Out of the five million so-called registered voters, an average of thirty-five percent turned out to polling stations, even in urban centres where MDC traditionally holds sway. Tsvangirayi’s urban supporters abstained mainly because they were complacent and read too much into the large crowds he was attracting at rallies. Moreover, his political message was withered, because he devoted most of his valuable time in deriding Dr Makoni and Professor Mutambara instead of amplifying his fundamental difference from Mugabe’s ZANUpf.
Tsvangirayi’s MDC was also embroiled in bitter in-fighting that saw the ‘expulsion’ of party leaders in the Midlands region, while he himself was accused of fanning division in the party’s women wing by bulldozing into the women’s council Theresa Makone – his advisor’s wife – over Lucia Matibenga, a longtime confidante and former trade union colleague.

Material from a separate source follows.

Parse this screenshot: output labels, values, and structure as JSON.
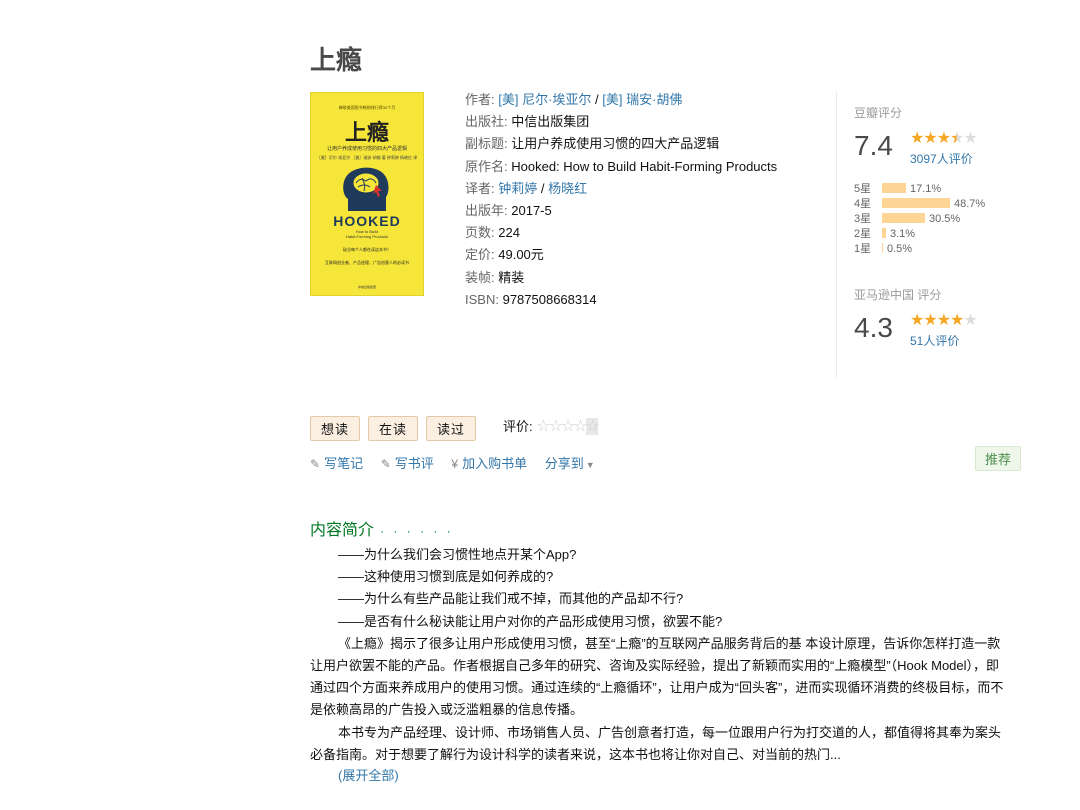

When it came to selecting candidates, accusations of favouritism, nepotism and infidelity flew from all directions at Tsvangirayi.
In the 2005 election, Mugabe constricted urban voting by placing few polling stations to wear out opposition supporters, but this time, he flooded cities with polling places so that even by mid-day, everyone who mattered had cast their votes.
In fact, at some polling centres like Alexandra Primary School in Harare’s posh Belgravia suburb, there were more polling officers than voters! To make matters worse, most polling stations each turned away an average of one hundred voters nationally for many reasons, one of which was their names, although appearing elsewhere in the Voters Roll, were not at that particular voting centre.
Mugabe’s Delimitation Commission had swapped and altered constituency boundaries to confuse people, but while ZANUpf was busy educating its faithful about this ‘anomaly’, Tsvangirayi concentrated on regional politicking.
Mugabe digging his own grave ?
Since the new electoral law demands that a presidential candidate win by a clear fifty one percent margin to avoid a deadly run off, Mugabe’s rigging system is on full alert to employ sophisticated mathematical engineering to avoid this hurdle. He tried to sneak ballot papers into the system – including postal votes, ghost polling stations and military votes – but Tsvangirayi’s election agents and independent observers picked the anomaly.
However, Mugabe’s desperation to stay in power has overwhelmed him so much that he has asked the ZEC not to announce all the results in one day. This is strategic in that he can figure out which polling centres were under represented by opposition observers then change figures at least to sneak past the critical fifty two percent mark without being noticed.
So far, MDC election spokesperson, lawyer Tendai Biti has announced that Tsvangirayi is the winner, but Mugabe’s cronies have threatened to arrest anyone who they claim violates ZEC’s sole responsibility to announce results. Indications are that MDC will sweep most urban centres, but will struggle to assert their presence in ZANUpf’s rural traditional strongholds. Amidst the abject poverty, famine and disease, only time will tell whether Mugabe’s tractors, ploughs and buses convinced villagers that ZANUpf is still the great provider.